[[ SOURCE DATA open ]]

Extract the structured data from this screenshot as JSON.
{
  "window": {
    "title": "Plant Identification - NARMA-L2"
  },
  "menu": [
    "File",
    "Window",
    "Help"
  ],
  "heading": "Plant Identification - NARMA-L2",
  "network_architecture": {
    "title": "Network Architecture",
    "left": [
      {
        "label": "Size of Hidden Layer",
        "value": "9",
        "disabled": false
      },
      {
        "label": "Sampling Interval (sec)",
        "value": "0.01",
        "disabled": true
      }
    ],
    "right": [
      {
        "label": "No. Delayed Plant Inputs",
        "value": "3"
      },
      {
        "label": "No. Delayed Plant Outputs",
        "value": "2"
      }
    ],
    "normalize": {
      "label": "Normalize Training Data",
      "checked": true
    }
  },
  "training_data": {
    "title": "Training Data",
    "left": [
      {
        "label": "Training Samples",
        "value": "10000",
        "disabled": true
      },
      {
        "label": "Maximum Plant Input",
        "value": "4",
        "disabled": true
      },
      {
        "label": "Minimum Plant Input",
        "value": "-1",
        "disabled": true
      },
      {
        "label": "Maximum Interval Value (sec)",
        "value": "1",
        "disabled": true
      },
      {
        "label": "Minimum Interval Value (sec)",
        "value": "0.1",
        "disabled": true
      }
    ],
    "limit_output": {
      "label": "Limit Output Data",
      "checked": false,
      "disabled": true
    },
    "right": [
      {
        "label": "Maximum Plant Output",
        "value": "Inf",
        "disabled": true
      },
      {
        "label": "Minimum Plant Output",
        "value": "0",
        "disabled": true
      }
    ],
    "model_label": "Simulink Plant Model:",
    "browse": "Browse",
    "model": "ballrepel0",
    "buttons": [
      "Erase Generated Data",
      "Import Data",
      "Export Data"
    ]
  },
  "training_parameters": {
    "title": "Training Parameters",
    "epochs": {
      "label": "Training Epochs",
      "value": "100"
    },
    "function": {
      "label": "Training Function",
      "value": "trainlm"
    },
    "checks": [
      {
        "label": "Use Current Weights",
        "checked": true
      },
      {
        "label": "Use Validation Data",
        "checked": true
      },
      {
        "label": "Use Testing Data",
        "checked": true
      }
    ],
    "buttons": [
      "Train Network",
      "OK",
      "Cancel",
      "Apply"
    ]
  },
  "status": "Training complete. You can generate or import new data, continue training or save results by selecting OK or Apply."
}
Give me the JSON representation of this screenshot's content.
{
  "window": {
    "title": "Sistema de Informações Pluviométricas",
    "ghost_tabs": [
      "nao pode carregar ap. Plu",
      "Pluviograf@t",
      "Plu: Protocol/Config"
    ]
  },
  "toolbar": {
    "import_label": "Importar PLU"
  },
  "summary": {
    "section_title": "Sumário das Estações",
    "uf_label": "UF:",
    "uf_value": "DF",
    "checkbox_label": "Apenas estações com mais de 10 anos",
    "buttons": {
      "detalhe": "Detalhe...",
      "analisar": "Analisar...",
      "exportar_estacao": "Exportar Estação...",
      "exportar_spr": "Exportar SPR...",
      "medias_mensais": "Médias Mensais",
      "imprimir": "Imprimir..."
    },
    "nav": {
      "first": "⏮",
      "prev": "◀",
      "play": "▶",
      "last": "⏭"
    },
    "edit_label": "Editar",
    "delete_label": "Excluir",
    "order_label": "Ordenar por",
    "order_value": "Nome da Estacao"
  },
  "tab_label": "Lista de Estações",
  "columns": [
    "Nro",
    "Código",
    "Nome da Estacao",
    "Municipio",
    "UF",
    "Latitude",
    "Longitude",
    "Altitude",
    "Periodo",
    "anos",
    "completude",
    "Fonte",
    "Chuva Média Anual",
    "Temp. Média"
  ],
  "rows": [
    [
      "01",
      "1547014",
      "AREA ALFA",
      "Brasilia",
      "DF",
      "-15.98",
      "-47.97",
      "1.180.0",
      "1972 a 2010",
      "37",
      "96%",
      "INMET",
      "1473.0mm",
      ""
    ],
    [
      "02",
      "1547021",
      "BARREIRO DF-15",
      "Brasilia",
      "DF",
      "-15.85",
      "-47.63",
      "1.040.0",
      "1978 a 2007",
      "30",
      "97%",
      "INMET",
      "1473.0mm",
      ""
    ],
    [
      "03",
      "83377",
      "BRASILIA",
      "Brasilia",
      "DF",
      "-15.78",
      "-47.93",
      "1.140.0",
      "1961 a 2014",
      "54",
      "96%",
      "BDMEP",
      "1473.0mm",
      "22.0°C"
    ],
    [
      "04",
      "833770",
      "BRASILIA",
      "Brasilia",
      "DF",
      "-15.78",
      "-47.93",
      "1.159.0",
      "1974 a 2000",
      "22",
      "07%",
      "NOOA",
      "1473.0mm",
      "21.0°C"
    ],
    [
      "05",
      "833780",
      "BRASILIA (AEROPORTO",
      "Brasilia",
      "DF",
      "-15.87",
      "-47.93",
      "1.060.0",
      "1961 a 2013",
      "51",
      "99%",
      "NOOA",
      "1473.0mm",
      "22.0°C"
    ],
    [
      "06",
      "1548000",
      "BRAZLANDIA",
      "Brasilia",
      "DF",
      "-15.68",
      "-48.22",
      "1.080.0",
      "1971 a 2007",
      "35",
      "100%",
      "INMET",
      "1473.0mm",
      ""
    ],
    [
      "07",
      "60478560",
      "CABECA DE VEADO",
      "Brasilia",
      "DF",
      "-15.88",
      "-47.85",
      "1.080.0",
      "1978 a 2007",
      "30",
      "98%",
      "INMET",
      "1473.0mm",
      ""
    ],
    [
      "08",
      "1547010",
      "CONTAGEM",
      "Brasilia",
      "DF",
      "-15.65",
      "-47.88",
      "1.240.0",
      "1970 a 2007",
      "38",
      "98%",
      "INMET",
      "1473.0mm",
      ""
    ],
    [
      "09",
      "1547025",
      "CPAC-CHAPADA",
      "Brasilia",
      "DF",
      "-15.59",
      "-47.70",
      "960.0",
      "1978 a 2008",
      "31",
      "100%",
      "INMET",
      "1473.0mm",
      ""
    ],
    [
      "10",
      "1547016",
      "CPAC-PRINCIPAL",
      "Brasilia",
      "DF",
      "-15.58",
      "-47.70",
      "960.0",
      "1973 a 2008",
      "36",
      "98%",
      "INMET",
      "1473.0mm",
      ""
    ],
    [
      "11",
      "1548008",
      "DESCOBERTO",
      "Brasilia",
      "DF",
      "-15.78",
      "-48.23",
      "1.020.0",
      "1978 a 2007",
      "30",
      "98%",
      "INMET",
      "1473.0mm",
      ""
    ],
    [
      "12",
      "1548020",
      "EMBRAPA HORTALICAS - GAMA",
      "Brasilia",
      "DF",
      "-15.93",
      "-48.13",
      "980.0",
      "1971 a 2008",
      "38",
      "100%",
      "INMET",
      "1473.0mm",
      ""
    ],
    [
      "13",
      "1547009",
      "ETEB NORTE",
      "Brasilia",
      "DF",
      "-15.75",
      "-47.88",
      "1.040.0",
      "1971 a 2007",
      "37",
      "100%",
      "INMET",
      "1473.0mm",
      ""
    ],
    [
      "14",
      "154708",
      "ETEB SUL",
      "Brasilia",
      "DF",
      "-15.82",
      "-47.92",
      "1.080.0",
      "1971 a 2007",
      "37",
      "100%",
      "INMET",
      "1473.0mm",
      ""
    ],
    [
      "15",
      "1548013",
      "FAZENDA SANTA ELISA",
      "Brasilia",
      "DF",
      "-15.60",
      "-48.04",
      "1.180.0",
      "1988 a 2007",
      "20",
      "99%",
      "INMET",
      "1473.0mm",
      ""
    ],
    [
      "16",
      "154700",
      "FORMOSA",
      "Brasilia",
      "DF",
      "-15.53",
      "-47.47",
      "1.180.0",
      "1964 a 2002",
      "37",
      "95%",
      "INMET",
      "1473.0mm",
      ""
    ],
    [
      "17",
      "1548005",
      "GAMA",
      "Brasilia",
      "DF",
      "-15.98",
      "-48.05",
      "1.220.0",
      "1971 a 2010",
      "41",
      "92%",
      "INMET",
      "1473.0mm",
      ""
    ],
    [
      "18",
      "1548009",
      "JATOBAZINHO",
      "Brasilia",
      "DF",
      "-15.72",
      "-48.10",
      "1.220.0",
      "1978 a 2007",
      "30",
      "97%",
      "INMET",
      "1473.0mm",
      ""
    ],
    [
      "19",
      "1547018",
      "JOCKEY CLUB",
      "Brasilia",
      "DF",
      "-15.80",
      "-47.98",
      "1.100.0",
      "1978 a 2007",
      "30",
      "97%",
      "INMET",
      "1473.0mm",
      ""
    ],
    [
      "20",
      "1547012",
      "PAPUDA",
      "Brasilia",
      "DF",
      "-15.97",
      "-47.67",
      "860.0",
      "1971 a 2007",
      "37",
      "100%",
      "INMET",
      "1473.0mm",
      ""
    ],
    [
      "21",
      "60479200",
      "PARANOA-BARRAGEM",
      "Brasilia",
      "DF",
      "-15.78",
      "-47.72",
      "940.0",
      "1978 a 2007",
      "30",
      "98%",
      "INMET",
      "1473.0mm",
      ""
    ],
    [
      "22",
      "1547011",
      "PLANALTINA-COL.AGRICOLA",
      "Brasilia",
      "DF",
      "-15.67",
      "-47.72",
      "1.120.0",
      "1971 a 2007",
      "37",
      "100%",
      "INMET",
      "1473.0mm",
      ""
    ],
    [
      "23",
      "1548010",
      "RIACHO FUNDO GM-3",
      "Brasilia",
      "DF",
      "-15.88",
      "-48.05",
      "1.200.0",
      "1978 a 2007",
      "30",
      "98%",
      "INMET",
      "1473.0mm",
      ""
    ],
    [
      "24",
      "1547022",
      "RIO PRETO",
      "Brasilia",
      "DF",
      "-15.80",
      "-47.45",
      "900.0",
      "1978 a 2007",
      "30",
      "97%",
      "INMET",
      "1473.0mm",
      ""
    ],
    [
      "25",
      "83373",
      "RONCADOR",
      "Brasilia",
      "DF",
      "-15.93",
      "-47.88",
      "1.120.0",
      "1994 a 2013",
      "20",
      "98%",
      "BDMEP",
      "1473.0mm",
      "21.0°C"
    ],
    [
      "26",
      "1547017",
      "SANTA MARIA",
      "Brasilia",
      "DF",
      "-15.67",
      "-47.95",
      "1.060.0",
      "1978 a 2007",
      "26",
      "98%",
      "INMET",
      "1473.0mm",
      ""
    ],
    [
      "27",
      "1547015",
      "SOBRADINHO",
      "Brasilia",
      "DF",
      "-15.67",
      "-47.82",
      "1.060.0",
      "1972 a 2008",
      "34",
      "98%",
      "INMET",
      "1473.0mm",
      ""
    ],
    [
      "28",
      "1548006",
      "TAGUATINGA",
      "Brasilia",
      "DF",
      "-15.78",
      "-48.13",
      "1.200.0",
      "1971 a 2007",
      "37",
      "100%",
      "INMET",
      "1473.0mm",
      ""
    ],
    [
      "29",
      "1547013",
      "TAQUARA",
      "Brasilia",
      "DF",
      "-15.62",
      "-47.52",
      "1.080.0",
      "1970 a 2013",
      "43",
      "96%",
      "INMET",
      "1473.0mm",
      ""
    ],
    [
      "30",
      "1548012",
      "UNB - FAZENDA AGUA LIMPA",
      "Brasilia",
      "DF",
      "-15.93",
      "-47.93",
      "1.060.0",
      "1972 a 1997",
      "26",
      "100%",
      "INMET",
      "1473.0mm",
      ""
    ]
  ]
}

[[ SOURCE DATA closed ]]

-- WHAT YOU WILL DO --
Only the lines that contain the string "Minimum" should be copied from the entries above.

-- EXERCISE RESULT --
        "label": "Minimum Plant Input",
        "label": "Minimum Interval Value (sec)",
        "label": "Minimum Plant Output",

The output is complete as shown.